Problem description: Whichever lines of the entries hold the word "title" should be identified and copied.
*** Information shown ***
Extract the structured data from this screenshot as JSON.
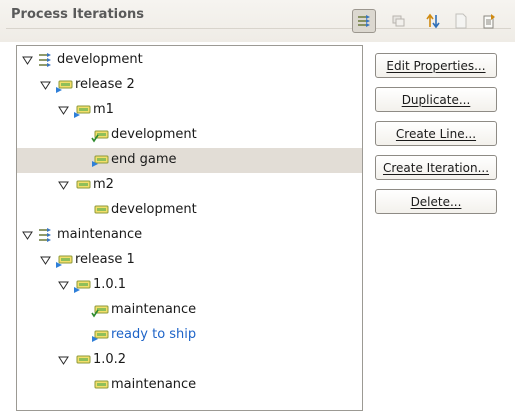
{
  "header": {
    "title": "Process Iterations",
    "toolbar": [
      {
        "icon": "link-with-editor-icon",
        "pressed": true
      },
      {
        "icon": "collapse-all-icon",
        "pressed": false
      },
      {
        "icon": "sort-icon",
        "pressed": false
      },
      {
        "icon": "blank-page-icon",
        "pressed": false
      },
      {
        "icon": "export-icon",
        "pressed": false
      }
    ]
  },
  "tree": {
    "nodes": [
      {
        "label": "development",
        "depth": 0,
        "expanded": true,
        "type": "line",
        "selected": false,
        "link": false
      },
      {
        "label": "release 2",
        "depth": 1,
        "expanded": true,
        "type": "release",
        "selected": false,
        "link": false
      },
      {
        "label": "m1",
        "depth": 2,
        "expanded": true,
        "type": "release",
        "selected": false,
        "link": false
      },
      {
        "label": "development",
        "depth": 3,
        "expanded": null,
        "type": "iteration-done",
        "selected": false,
        "link": false
      },
      {
        "label": "end game",
        "depth": 3,
        "expanded": null,
        "type": "iteration-current",
        "selected": true,
        "link": false
      },
      {
        "label": "m2",
        "depth": 2,
        "expanded": true,
        "type": "iteration",
        "selected": false,
        "link": false
      },
      {
        "label": "development",
        "depth": 3,
        "expanded": null,
        "type": "iteration",
        "selected": false,
        "link": false
      },
      {
        "label": "maintenance",
        "depth": 0,
        "expanded": true,
        "type": "line",
        "selected": false,
        "link": false
      },
      {
        "label": "release 1",
        "depth": 1,
        "expanded": true,
        "type": "release",
        "selected": false,
        "link": false
      },
      {
        "label": "1.0.1",
        "depth": 2,
        "expanded": true,
        "type": "release",
        "selected": false,
        "link": false
      },
      {
        "label": "maintenance",
        "depth": 3,
        "expanded": null,
        "type": "iteration-done",
        "selected": false,
        "link": false
      },
      {
        "label": "ready to ship",
        "depth": 3,
        "expanded": null,
        "type": "iteration-current",
        "selected": false,
        "link": true
      },
      {
        "label": "1.0.2",
        "depth": 2,
        "expanded": true,
        "type": "iteration",
        "selected": false,
        "link": false
      },
      {
        "label": "maintenance",
        "depth": 3,
        "expanded": null,
        "type": "iteration",
        "selected": false,
        "link": false
      }
    ]
  },
  "buttons": {
    "edit_properties": "Edit Properties...",
    "duplicate": "Duplicate...",
    "create_line": "Create Line...",
    "create_iteration": "Create Iteration...",
    "delete": "Delete..."
  },
  "colors": {
    "selection": "#e2ddd6",
    "link": "#1e64c8",
    "title": "#5a5a5a"
  }
}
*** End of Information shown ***
Response to this exercise:
    "title": "Process Iterations",
    "title": "#5a5a5a"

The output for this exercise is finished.